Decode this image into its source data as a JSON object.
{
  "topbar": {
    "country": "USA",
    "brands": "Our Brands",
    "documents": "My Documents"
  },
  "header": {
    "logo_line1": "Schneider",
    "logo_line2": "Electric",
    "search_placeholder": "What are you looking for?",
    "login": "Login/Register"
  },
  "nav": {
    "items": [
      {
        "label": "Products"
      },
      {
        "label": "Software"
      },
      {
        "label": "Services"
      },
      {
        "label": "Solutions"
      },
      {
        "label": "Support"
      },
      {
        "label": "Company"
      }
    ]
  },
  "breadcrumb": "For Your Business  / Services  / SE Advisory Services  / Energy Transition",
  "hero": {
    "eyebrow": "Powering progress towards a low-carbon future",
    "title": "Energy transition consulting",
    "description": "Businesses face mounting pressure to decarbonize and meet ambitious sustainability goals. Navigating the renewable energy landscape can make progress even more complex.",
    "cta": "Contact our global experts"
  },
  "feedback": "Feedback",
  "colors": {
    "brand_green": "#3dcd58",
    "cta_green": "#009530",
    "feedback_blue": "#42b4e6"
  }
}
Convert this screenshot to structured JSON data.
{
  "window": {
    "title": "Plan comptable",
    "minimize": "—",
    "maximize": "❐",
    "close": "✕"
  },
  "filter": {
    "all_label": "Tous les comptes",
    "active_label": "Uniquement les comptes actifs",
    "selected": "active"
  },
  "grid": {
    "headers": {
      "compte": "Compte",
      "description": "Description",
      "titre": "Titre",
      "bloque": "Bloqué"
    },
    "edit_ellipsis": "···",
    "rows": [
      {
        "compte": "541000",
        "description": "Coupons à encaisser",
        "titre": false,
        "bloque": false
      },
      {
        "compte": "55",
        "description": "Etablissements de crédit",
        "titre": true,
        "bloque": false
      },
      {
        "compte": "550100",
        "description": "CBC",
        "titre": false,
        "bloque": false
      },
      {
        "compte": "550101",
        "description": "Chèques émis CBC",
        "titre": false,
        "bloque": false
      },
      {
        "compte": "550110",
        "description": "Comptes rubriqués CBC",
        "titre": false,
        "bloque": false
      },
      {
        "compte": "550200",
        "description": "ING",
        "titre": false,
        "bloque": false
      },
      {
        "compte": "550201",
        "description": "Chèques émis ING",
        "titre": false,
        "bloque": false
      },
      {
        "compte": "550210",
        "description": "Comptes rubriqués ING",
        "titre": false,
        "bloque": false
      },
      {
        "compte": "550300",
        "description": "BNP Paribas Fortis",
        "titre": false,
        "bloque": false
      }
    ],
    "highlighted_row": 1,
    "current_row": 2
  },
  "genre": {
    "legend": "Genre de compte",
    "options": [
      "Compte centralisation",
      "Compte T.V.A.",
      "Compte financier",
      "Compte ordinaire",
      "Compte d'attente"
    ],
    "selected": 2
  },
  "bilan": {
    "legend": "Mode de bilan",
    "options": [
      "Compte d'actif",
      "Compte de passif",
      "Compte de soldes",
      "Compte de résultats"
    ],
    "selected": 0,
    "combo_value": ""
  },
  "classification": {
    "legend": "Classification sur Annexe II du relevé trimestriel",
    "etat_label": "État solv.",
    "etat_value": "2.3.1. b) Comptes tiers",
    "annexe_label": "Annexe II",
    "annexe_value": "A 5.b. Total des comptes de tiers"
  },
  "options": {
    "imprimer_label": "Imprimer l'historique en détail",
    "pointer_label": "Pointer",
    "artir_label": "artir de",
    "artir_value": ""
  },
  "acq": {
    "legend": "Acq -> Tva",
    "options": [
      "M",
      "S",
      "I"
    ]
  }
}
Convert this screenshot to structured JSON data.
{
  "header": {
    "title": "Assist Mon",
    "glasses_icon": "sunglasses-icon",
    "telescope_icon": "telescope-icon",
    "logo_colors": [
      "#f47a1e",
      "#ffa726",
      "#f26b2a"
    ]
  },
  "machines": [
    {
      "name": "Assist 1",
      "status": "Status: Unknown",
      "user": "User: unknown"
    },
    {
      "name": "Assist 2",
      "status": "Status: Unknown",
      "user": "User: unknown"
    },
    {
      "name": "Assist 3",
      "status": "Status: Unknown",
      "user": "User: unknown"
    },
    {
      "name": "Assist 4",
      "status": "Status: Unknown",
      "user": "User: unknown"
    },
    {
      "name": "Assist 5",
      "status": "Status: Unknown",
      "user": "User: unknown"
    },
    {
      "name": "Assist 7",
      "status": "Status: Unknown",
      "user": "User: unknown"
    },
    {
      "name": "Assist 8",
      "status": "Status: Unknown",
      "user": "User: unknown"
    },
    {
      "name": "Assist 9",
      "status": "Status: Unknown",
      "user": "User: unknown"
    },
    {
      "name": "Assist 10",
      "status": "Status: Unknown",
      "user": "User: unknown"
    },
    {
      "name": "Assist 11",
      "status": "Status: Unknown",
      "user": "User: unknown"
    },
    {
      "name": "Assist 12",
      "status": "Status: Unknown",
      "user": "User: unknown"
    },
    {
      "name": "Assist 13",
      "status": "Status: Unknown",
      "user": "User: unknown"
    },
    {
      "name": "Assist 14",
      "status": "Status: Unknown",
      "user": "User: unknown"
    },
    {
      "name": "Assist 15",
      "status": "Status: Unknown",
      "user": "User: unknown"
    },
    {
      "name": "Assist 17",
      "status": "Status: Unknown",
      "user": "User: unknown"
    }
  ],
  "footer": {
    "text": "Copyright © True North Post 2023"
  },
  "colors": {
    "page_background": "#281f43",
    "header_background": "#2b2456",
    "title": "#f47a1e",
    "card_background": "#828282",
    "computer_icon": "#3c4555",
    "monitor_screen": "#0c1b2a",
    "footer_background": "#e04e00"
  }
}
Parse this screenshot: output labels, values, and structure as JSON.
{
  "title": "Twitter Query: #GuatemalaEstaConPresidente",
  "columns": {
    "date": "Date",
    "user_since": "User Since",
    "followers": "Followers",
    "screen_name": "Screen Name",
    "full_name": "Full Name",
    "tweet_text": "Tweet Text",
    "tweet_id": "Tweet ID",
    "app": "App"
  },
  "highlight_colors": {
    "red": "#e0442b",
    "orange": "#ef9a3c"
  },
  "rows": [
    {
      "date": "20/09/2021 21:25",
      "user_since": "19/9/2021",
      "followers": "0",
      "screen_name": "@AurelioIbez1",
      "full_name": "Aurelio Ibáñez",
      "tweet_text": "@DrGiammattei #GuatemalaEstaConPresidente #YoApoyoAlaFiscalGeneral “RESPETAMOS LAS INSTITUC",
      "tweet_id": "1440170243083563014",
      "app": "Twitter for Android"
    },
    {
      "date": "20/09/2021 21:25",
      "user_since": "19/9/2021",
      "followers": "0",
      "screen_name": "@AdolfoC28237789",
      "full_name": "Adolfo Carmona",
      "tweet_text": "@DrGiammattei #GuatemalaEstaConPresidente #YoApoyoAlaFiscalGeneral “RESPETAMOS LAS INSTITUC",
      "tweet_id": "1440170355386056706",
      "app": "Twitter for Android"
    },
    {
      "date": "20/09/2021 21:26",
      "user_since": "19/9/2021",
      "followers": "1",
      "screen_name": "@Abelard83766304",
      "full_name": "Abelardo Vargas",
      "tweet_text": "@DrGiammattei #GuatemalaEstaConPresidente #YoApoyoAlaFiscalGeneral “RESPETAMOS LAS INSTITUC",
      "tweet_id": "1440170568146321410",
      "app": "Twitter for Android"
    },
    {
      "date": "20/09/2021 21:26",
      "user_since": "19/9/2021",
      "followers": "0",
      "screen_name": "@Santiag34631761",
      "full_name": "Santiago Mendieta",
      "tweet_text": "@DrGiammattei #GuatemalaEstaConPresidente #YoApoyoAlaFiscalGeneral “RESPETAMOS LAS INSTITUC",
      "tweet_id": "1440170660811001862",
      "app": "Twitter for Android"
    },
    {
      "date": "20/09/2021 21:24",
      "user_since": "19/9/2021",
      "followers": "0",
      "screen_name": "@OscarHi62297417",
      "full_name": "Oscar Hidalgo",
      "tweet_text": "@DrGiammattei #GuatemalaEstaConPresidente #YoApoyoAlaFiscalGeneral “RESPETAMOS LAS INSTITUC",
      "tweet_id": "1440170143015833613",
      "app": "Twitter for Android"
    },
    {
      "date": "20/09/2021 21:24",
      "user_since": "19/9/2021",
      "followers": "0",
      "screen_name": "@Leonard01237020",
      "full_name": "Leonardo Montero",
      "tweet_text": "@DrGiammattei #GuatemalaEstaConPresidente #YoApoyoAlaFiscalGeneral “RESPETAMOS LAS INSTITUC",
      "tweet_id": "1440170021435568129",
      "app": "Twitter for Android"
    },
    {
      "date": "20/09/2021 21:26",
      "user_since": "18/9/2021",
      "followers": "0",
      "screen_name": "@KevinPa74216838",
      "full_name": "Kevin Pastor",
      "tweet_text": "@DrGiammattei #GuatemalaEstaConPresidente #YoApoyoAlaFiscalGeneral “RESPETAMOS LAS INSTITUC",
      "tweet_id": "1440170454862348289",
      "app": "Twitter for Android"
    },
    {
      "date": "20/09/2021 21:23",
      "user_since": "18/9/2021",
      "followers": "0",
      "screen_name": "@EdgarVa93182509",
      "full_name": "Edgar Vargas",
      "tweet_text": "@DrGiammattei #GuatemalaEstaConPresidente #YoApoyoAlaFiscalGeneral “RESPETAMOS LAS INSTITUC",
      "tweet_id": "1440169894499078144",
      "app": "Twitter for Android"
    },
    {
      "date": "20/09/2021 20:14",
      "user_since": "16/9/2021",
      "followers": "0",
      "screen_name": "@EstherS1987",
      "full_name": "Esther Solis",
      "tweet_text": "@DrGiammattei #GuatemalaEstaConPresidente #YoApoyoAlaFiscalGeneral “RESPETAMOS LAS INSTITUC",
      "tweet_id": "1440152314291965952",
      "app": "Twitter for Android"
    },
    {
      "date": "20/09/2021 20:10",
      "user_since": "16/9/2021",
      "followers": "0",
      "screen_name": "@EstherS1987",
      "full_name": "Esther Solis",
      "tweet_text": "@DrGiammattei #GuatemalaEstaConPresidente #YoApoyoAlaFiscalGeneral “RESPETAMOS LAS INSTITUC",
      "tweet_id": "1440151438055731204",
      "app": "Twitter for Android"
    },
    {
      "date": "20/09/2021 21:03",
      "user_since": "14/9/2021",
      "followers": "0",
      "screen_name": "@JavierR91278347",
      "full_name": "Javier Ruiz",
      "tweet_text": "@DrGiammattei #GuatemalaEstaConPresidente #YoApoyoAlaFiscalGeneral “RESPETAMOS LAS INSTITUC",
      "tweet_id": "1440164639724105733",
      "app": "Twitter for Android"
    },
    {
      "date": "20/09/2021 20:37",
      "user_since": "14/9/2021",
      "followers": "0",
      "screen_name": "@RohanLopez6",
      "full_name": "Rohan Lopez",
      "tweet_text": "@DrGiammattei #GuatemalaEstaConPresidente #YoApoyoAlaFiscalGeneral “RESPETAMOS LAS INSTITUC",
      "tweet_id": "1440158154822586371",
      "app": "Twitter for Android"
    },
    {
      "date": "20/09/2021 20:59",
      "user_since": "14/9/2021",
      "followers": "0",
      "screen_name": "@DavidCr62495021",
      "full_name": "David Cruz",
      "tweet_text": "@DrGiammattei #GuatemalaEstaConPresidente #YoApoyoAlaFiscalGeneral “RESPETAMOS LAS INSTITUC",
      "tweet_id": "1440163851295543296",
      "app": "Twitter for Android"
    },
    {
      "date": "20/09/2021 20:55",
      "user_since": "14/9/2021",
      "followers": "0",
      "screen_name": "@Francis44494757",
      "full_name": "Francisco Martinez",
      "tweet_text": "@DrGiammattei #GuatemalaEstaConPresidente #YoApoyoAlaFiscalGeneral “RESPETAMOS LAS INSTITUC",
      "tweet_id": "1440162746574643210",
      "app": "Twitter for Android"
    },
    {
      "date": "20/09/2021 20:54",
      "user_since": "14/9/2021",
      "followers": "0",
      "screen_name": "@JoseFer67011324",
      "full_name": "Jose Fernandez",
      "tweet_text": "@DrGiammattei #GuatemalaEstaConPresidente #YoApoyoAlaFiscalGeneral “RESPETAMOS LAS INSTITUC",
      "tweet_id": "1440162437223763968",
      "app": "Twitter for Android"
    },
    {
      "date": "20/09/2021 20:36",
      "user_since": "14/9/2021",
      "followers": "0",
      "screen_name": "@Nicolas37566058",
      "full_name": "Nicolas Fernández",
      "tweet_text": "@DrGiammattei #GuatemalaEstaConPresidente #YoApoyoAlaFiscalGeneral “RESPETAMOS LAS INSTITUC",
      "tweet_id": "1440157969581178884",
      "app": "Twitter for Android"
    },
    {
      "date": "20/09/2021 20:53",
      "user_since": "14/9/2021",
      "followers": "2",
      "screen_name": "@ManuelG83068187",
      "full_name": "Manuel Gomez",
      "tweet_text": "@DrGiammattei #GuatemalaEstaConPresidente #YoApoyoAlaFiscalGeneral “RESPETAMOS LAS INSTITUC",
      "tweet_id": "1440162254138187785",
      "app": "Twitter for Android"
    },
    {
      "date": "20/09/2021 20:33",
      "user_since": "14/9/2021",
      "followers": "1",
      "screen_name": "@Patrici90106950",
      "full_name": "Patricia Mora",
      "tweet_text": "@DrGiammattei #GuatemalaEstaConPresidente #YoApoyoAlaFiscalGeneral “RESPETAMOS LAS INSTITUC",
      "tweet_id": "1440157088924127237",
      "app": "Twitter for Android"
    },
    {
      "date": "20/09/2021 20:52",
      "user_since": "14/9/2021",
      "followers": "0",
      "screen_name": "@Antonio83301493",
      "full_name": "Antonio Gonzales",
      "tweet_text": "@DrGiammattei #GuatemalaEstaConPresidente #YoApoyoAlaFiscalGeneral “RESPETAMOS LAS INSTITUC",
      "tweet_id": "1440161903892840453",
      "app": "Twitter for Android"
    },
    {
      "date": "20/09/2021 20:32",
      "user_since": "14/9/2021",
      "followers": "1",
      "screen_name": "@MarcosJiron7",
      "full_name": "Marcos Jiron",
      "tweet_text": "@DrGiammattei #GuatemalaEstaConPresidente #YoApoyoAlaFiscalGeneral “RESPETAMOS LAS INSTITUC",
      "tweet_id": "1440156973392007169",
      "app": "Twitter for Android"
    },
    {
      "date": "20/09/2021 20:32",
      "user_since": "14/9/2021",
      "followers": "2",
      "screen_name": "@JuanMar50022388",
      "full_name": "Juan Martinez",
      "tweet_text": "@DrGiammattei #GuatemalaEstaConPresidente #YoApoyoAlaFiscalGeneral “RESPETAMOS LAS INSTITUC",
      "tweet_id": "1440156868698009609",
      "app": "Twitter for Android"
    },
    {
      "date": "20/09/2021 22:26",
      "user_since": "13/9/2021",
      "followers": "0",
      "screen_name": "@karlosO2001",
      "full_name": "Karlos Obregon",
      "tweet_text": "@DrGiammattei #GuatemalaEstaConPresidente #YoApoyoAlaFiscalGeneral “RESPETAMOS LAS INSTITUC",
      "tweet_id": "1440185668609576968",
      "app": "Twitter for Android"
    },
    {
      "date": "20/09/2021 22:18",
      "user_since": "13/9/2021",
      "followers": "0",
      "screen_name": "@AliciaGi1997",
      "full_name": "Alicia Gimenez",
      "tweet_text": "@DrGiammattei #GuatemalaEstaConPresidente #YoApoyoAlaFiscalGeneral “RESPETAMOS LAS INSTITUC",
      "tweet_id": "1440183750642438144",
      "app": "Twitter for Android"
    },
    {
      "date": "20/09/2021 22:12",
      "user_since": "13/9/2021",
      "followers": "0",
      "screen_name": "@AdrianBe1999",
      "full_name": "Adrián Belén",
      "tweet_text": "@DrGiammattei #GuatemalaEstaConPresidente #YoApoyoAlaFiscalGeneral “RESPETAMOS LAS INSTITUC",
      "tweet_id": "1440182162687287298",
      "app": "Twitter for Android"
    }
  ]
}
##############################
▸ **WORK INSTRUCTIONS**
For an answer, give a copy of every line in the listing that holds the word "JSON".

▸ **SOLUTION TO THIS TASK**
Decode this image into its source data as a JSON object.
Convert this screenshot to structured JSON data.
Convert this screenshot to structured JSON data.
Parse this screenshot: output labels, values, and structure as JSON.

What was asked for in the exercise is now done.